• **WORK ORDER**
Go through the records below and show every line with the string "duration".

• **WORKING DATA**

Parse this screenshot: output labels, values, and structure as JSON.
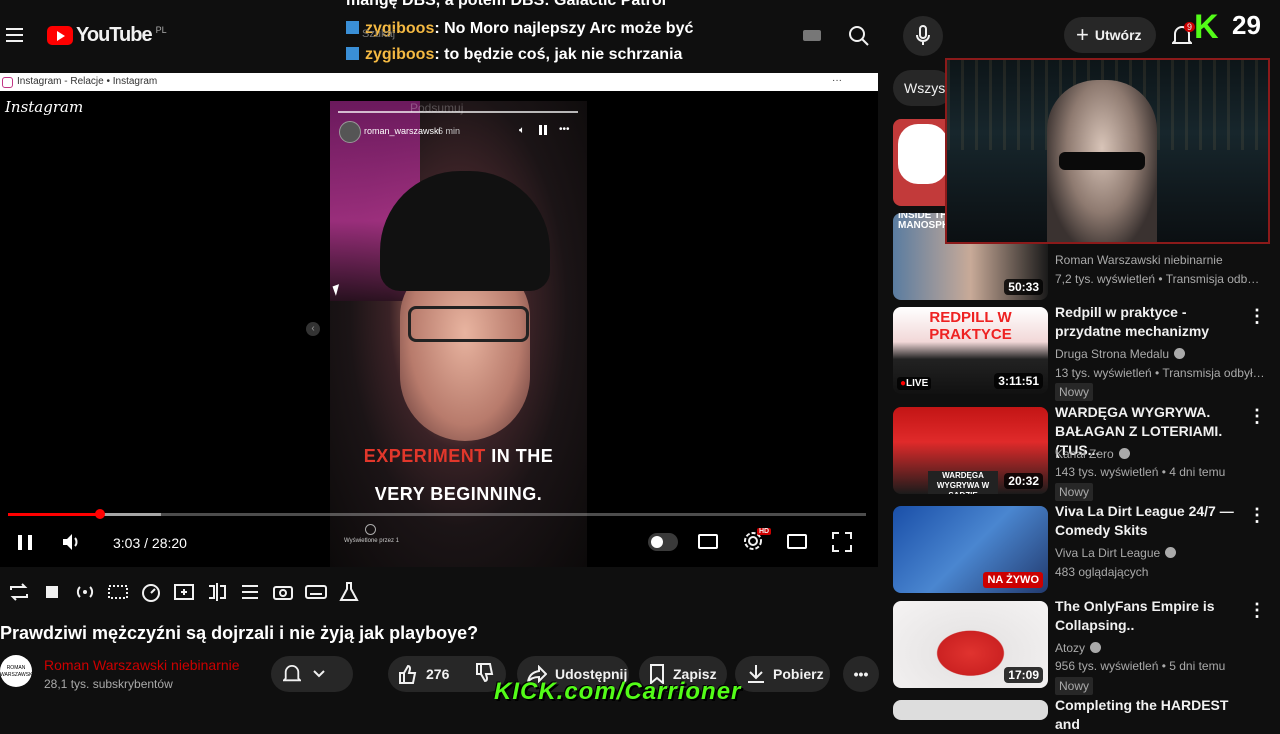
{
  "header": {
    "logo_text": "YouTube",
    "logo_region": "PL",
    "search_placeholder": "Szukaj",
    "create_label": "Utwórz",
    "notification_count": "9",
    "overlay_counter": "29",
    "overlay_k": "K"
  },
  "chat": {
    "top_line": "mangę DBS, a potem DBS: Galactic Patrol",
    "messages": [
      {
        "user": "zygiboos",
        "text": ": No Moro najlepszy Arc może być"
      },
      {
        "user": "zygiboos",
        "text": ": to będzie coś, jak nie schrzania"
      }
    ]
  },
  "browser": {
    "tab_title": "Instagram - Relacje • Instagram",
    "dots": "···"
  },
  "story": {
    "brand": "Instagram",
    "ghost_label": "Podsumuj",
    "username": "roman_warszawski",
    "time": "6 min",
    "more": "•••",
    "caption_red": "EXPERIMENT",
    "caption_rest": " IN THE",
    "caption_line2": "VERY BEGINNING.",
    "viewed_by": "Wyświetlone przez 1"
  },
  "player": {
    "time_display": "3:03 / 28:20",
    "progress": 0.107,
    "buffered": 0.178,
    "settings_badge": "HD"
  },
  "video": {
    "title": "Prawdziwi mężczyźni są dojrzali i nie żyją jak playboye?",
    "channel": "Roman Warszawski niebinarnie",
    "subscribers": "28,1 tys. subskrybentów",
    "avatar_text": "ROMAN WARSZAWSKI",
    "likes": "276",
    "share_label": "Udostępnij",
    "save_label": "Zapisz",
    "download_label": "Pobierz"
  },
  "sidebar": {
    "filter_label": "Wszyst",
    "recs": [
      {
        "title": "",
        "channel": "",
        "meta": "",
        "badge": "",
        "duration": ""
      },
      {
        "title": "",
        "channel": "Roman Warszawski niebinarnie",
        "meta": "7,2 tys. wyświetleń • Transmisja odbyła s...",
        "badge": "",
        "duration": "50:33",
        "thumb_text": "INSIDE TH MANOSPH"
      },
      {
        "title": "Redpill w praktyce - przydatne mechanizmy",
        "channel": "Druga Strona Medalu",
        "meta": "13 tys. wyświetleń • Transmisja odbyła s...",
        "badge": "Nowy",
        "duration": "3:11:51",
        "live_tag": "LIVE",
        "thumb_text": "REDPILL W PRAKTYCE"
      },
      {
        "title": "WARDĘGA WYGRYWA. BAŁAGAN Z LOTERIAMI. (TUS...",
        "channel": "Kanał Zero",
        "meta": "143 tys. wyświetleń • 4 dni temu",
        "badge": "Nowy",
        "duration": "20:32",
        "thumb_text": "WARDĘGA WYGRYWA W SĄDZIE"
      },
      {
        "title": "Viva La Dirt League 24/7 — Comedy Skits",
        "channel": "Viva La Dirt League",
        "meta": "483 oglądających",
        "badge": "",
        "live_label": "NA ŻYWO"
      },
      {
        "title": "The OnlyFans Empire is Collapsing..",
        "channel": "Atozy",
        "meta": "956 tys. wyświetleń • 5 dni temu",
        "badge": "Nowy",
        "duration": "17:09"
      },
      {
        "title": "Completing the HARDEST and",
        "channel": "",
        "meta": "",
        "badge": "",
        "duration": ""
      }
    ]
  },
  "overlay": {
    "kick_text": "KICK.com/Carrioner"
  },
  "colors": {
    "bg": "#0f0f0f",
    "accent_red": "#ff0000",
    "kick_green": "#53fc18",
    "chat_user": "#f4b942"
  }
}
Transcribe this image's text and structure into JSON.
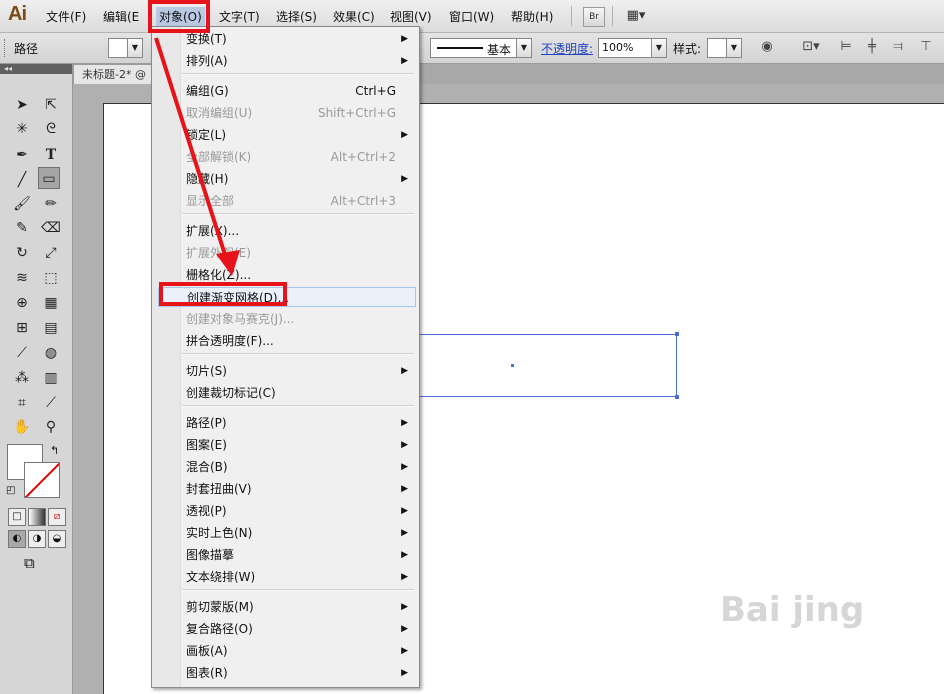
{
  "app": {
    "logo": "Ai"
  },
  "menubar": {
    "items": [
      "文件(F)",
      "编辑(E",
      "对象(O)",
      "文字(T)",
      "选择(S)",
      "效果(C)",
      "视图(V)",
      "窗口(W)",
      "帮助(H)"
    ],
    "br_label": "Br",
    "layout_icon": "grid-layout-icon"
  },
  "control": {
    "path_label": "路径",
    "stroke_style": "基本",
    "opacity_label": "不透明度:",
    "opacity_value": "100%",
    "style_label": "样式:"
  },
  "document": {
    "tab_title": "未标题-2* @"
  },
  "object_menu": {
    "items": [
      {
        "label": "变换(T)",
        "shortcut": "",
        "submenu": true,
        "disabled": false
      },
      {
        "label": "排列(A)",
        "shortcut": "",
        "submenu": true,
        "disabled": false
      },
      {
        "label": "编组(G)",
        "shortcut": "Ctrl+G",
        "submenu": false,
        "disabled": false
      },
      {
        "label": "取消编组(U)",
        "shortcut": "Shift+Ctrl+G",
        "submenu": false,
        "disabled": true
      },
      {
        "label": "锁定(L)",
        "shortcut": "",
        "submenu": true,
        "disabled": false
      },
      {
        "label": "全部解锁(K)",
        "shortcut": "Alt+Ctrl+2",
        "submenu": false,
        "disabled": true
      },
      {
        "label": "隐藏(H)",
        "shortcut": "",
        "submenu": true,
        "disabled": false
      },
      {
        "label": "显示全部",
        "shortcut": "Alt+Ctrl+3",
        "submenu": false,
        "disabled": true
      },
      {
        "label": "扩展(X)...",
        "shortcut": "",
        "submenu": false,
        "disabled": false
      },
      {
        "label": "扩展外观(E)",
        "shortcut": "",
        "submenu": false,
        "disabled": true
      },
      {
        "label": "栅格化(Z)...",
        "shortcut": "",
        "submenu": false,
        "disabled": false
      },
      {
        "label": "创建渐变网格(D)...",
        "shortcut": "",
        "submenu": false,
        "disabled": false,
        "highlighted": true
      },
      {
        "label": "创建对象马赛克(J)...",
        "shortcut": "",
        "submenu": false,
        "disabled": true
      },
      {
        "label": "拼合透明度(F)...",
        "shortcut": "",
        "submenu": false,
        "disabled": false
      },
      {
        "label": "切片(S)",
        "shortcut": "",
        "submenu": true,
        "disabled": false
      },
      {
        "label": "创建裁切标记(C)",
        "shortcut": "",
        "submenu": false,
        "disabled": false
      },
      {
        "label": "路径(P)",
        "shortcut": "",
        "submenu": true,
        "disabled": false
      },
      {
        "label": "图案(E)",
        "shortcut": "",
        "submenu": true,
        "disabled": false
      },
      {
        "label": "混合(B)",
        "shortcut": "",
        "submenu": true,
        "disabled": false
      },
      {
        "label": "封套扭曲(V)",
        "shortcut": "",
        "submenu": true,
        "disabled": false
      },
      {
        "label": "透视(P)",
        "shortcut": "",
        "submenu": true,
        "disabled": false
      },
      {
        "label": "实时上色(N)",
        "shortcut": "",
        "submenu": true,
        "disabled": false
      },
      {
        "label": "图像描摹",
        "shortcut": "",
        "submenu": true,
        "disabled": false
      },
      {
        "label": "文本绕排(W)",
        "shortcut": "",
        "submenu": true,
        "disabled": false
      },
      {
        "label": "剪切蒙版(M)",
        "shortcut": "",
        "submenu": true,
        "disabled": false
      },
      {
        "label": "复合路径(O)",
        "shortcut": "",
        "submenu": true,
        "disabled": false
      },
      {
        "label": "画板(A)",
        "shortcut": "",
        "submenu": true,
        "disabled": false
      },
      {
        "label": "图表(R)",
        "shortcut": "",
        "submenu": true,
        "disabled": false
      }
    ]
  },
  "colors": {
    "accent": "#e8121a",
    "selection": "#4a6fd4",
    "menu_highlight": "#eaf1fb"
  },
  "watermark": {
    "text": "Bai jing"
  }
}
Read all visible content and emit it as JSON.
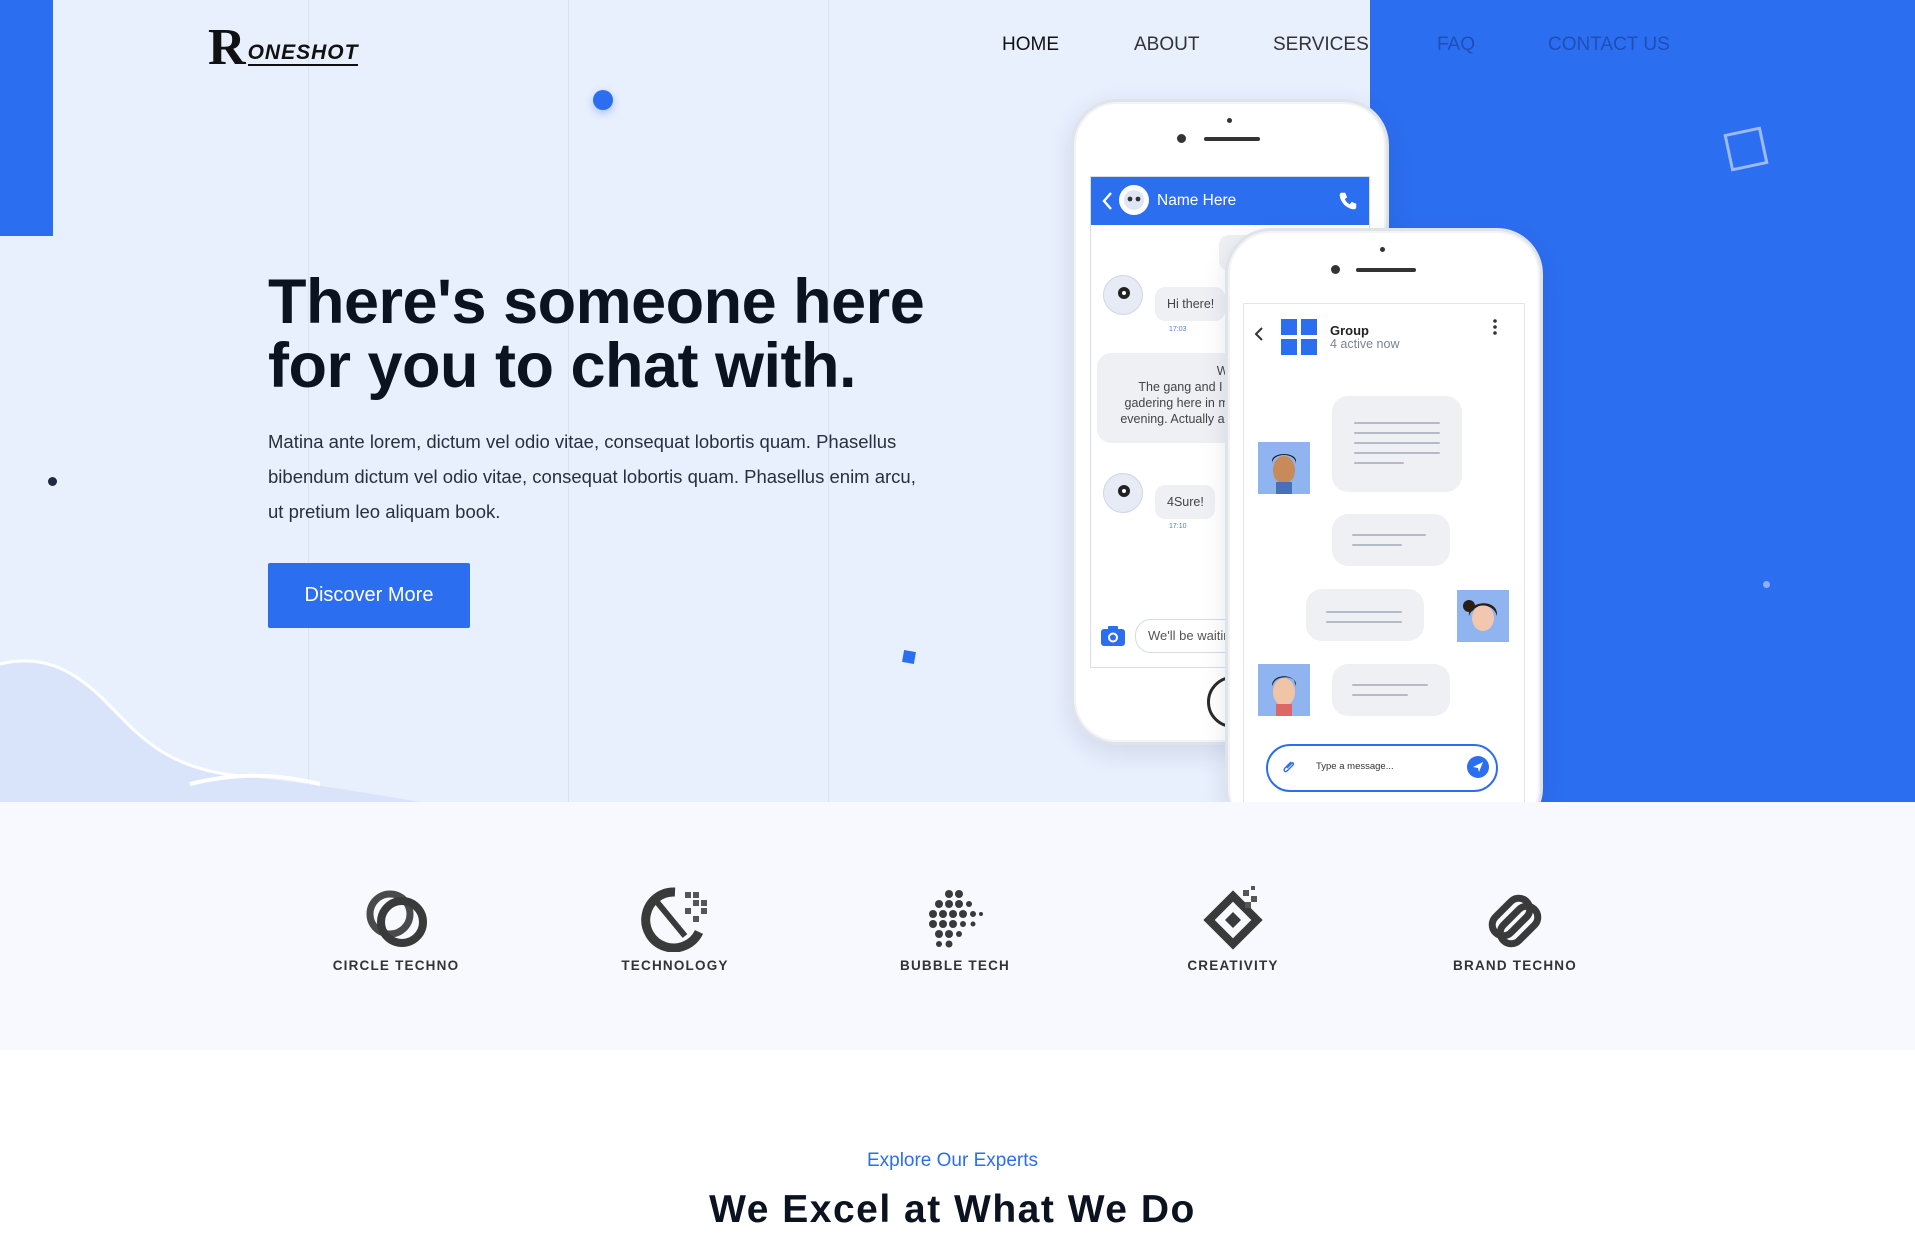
{
  "brand": {
    "logo_letter": "R",
    "logo_rest": "ONESHOT"
  },
  "nav": {
    "items": [
      "HOME",
      "ABOUT",
      "SERVICES",
      "FAQ",
      "CONTACT US"
    ]
  },
  "hero": {
    "headline_line1": "There's someone here",
    "headline_line2": "for you to chat with.",
    "lead_line1": "Matina ante lorem, dictum vel odio vitae, consequat lobortis quam. Phasellus",
    "lead_line2": "bibendum dictum vel odio vitae, consequat lobortis quam. Phasellus enim arcu,",
    "lead_line3": "ut pretium leo aliquam book.",
    "cta_label": "Discover More"
  },
  "phone_back": {
    "contact_name": "Name Here",
    "msg1": "Hi there!",
    "time1": "17:03",
    "msg2_line1": "Wa",
    "msg2_line2": "The gang and I w",
    "msg2_line3": "gadering here in my",
    "msg2_line4": "evening. Actually arc",
    "msg3": "4Sure!",
    "time3": "17:10",
    "input_text": "We'll be waitir"
  },
  "phone_front": {
    "group_title": "Group",
    "group_subtitle": "4 active now",
    "input_placeholder": "Type a message..."
  },
  "brands": [
    "CIRCLE TECHNO",
    "TECHNOLOGY",
    "BUBBLE TECH",
    "CREATIVITY",
    "BRAND TECHNO"
  ],
  "section": {
    "kicker": "Explore Our Experts",
    "title": "We Excel at What We Do"
  },
  "colors": {
    "accent": "#2c6ef0",
    "hero_bg": "#e8effd",
    "heading": "#0b1220"
  }
}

• **EXERCISE OUTPUT**
        "duration": ""
        "duration": "50:33",
        "duration": "3:11:51",
        "duration": "20:32",
        "duration": "17:09"
        "duration": ""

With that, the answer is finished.